Now, politicians in the peninsula go overboard in defending Sabah-Sarawak demands on autonomy and oil royalty of up to 20%. Sarawak has also started to levy sales tax on petroleum products.
Sabah and Sarawak have been flavours of Malaysian politics for many years now. Will Kelantan and Terengganu get the same undivided attention for a change? Can Kelantan take some of the limelight?
That these Peninsular Malaysia politicians choose to ignore the legitimate rights of states such as Kelantan and Terengganu is tragic beyond words. No wonder the Malays have this saying, “Anak kera disusukan, anak sendiri mati kelaparan”. (The baby monkey is fed milk while your own child dies of starvation).
I now call on the proud people of Kelantan, descendants of Cik Siti Wan Kembang and Puteri Saadong, to rise.
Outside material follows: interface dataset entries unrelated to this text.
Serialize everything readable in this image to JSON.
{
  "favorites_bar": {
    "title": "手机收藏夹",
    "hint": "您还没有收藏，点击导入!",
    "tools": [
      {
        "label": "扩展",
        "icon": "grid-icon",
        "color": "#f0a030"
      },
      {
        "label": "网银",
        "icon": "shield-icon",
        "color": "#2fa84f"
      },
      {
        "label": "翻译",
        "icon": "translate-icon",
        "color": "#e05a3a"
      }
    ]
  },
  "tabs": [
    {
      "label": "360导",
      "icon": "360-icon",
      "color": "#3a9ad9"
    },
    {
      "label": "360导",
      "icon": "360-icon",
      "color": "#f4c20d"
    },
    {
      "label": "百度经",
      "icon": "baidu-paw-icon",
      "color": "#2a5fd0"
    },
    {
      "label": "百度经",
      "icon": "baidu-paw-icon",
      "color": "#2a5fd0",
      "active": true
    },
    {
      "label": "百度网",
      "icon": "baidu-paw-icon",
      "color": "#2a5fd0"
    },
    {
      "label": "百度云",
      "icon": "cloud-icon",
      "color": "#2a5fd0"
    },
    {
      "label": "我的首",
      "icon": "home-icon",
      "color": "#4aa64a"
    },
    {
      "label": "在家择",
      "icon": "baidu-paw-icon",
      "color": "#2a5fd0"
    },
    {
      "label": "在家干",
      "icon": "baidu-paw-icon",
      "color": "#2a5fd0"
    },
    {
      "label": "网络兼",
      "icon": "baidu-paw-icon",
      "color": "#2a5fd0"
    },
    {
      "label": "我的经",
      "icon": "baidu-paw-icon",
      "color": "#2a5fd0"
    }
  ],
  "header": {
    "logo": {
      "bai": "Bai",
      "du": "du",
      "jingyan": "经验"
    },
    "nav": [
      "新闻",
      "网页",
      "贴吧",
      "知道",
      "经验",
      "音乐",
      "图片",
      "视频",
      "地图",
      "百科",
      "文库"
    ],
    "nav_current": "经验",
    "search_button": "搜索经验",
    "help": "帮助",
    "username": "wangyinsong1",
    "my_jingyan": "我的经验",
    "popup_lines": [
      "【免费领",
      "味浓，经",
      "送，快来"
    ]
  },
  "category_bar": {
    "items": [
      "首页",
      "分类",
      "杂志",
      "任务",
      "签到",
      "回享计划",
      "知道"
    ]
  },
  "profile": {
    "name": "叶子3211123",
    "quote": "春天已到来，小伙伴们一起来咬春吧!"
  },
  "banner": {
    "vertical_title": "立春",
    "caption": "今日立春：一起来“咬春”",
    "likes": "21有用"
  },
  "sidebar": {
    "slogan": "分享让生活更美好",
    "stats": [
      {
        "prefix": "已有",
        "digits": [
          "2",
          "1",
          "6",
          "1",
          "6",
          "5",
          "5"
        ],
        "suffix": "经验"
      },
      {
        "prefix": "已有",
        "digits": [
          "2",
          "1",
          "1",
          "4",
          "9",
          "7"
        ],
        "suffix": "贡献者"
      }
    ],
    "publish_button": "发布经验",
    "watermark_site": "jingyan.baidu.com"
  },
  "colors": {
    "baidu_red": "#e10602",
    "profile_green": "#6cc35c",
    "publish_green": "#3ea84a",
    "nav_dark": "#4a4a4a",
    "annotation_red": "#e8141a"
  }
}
Tell the politicians from PAS, Umno, Bersatu and Pakatan Harapan that unless we get what is due to us (approximately RM20 billion) and restore the rights to the 5% royalty from Petronas, we will remove them as “wakil rakyat” in the next general election (GE15).
Tell them it is about time they discard the phoney “perpaduan ummah” if they can’t even get together to bring back the rightful oil revenue to the state.
Tengku Razaleigh Hamzah and Husam Musa are the only true Kelantan warriors on this issue. It is pointless to have so many ministers and deputy ministers from Kelantan in the Cabinet if they behave like eunuchs – by keeping mum and conspiring with those who want to deny the rights of the poor in Kelantan. Let us select new leaders who are willing and prepared to do justice for a change.
The rakyat must stop the nauseating charade being played by our leaders. All they talk about is how to collaborate and gang up so that they can maximise their chances to win their respective seats.
They are only interested in securing their positions. The people must reject “wang ehsan” (gratuity payments) because that money from Petronas does not belong to these eunuchs. They belong to us all and so we do not need their “ehsan” (grace) to get what is due to us.
The Malays from the coastal states need to show these leaders that they have the strength to fight for what is due to them. They must cease to beg, recover their dignity and fight till the end for a better life.
Zaid Ibrahim is a former law minister.
The views expressed are those of the writer and do not necessarily reflect those of FMT.